Depending on its geographical location, the common duiker’s coat can range from from a gray to light brown (in drier climates) though some forest populations in Angola are chestnut. The female common duiker is slightly heavier and taller than the male, and both have straight, pointed horns but they tend to be less developed or stunted in females. A smudge of soft fur stretches from its small forehead and darkens at the nose.

The common duiker is territorial, relying on a pungent scent secreted from glands in the dark-brown sockets of its wide-set eyes. Being browsers, they prefer to forage for leaves and fruits in shrubland and lightly forested areas that can also provide sufficient shelter from large carnivores — and also jackals, pythons, and eagles that are known to prey on this antelope. Notably, Sylvicapra grimmia is an omnivorous antelope, occasionally adding small insects, lizards, and even birds to its diet.

Camera trap image of common duiker in Faro National Park

Camera trap image of a common duiker in Faro National Park

Red-flanked duiker (Cephalophus rufilatus)

Cephalophus rufilatus is a forest duiker, easily distinguished from the common duiker by the stroke of white hair on its spine and a rich, russet coat.
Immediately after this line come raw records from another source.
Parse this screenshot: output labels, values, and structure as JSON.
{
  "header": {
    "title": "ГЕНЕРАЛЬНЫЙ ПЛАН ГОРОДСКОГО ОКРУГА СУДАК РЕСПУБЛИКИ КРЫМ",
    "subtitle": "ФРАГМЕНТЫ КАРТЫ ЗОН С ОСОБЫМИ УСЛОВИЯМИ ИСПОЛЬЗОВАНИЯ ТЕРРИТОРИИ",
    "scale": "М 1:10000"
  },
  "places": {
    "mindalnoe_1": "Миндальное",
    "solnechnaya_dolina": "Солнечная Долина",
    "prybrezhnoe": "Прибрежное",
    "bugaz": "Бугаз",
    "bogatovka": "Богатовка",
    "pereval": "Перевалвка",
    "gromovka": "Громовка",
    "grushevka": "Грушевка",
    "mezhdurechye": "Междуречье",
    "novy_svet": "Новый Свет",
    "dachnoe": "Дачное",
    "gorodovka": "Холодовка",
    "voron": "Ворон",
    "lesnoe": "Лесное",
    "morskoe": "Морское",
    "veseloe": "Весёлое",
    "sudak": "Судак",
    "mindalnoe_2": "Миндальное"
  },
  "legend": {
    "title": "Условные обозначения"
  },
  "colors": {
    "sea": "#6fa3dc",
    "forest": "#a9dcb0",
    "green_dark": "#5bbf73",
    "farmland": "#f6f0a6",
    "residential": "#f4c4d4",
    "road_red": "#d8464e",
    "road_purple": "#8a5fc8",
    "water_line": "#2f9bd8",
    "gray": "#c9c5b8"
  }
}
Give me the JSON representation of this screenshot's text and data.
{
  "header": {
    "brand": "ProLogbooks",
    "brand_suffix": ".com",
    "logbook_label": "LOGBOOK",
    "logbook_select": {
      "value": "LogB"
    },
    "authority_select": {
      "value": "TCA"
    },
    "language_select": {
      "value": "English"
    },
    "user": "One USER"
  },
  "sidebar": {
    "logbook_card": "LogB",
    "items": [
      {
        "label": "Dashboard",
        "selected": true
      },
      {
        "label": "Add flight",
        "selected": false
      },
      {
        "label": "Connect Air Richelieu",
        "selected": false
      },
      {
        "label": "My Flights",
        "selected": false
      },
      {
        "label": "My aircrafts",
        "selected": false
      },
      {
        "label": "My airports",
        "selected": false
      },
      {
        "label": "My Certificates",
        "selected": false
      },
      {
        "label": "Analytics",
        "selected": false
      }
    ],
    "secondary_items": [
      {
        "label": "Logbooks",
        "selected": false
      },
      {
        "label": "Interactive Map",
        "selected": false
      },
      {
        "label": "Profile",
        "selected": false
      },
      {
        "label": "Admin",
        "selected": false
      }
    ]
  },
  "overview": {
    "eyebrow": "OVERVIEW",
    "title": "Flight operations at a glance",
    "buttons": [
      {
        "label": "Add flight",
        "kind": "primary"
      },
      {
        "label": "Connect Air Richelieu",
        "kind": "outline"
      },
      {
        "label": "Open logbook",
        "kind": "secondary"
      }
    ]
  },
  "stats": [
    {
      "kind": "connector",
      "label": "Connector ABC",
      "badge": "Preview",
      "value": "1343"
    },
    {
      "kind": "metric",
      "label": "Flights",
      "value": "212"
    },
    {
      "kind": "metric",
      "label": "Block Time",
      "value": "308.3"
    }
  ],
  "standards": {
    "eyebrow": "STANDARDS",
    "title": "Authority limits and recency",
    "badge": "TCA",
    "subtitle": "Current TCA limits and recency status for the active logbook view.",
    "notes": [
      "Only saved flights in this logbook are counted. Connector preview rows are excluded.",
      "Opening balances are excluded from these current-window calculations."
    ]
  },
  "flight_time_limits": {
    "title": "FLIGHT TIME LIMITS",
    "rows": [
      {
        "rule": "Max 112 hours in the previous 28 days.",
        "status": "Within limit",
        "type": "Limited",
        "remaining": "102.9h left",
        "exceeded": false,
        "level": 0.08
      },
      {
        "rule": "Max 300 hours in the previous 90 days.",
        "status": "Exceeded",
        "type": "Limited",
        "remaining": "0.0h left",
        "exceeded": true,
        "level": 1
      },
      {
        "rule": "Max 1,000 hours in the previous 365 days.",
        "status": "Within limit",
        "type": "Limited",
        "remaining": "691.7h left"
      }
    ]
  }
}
It is also different in build, with shorter legs and a curving back, making it one of the smallest antelope species. However, it has the largest preorbital scent glands of all forest duikers, appearing as a characteristic dark slit under the eye.

There are over 15 different types of forest duiker, found in various landscapes across the continent. As their name suggests, they have a preference for dense forests in lowland and montane regions. The red-flanked duiker is the only species of forest duiker that has adapted to savanna conditions. These duikers thrive in open woodlands near forests (so they can hide) and near a water source, typically rivers. Cephalophus rufilatus is native to many countries in West and Central Africa; they can be found all the way from Senegal to Uganda and South Sudan. Some scientists have delineated the boundary of the western and eastern populations as the Chari River flowing through Cameroon from the Republic of Congo to Lake Chad.

Camera trap image of red-flanked duikers in Faro National Park

Camera trap image of red-flanked duikers browsing in Faro National Park

Faro National Park is also home to many more unique wildlife species in addition to these fascinating antelopes. Big cats such as the lion and leopard are also found in the protected area, which is known for the hippos on Faro River as well as elephants, black rhinos, and the African forest buffalo.

> Subscribe to the AWF newsletter to see camera trap images of the Big Five wildlife species found in Faro National Park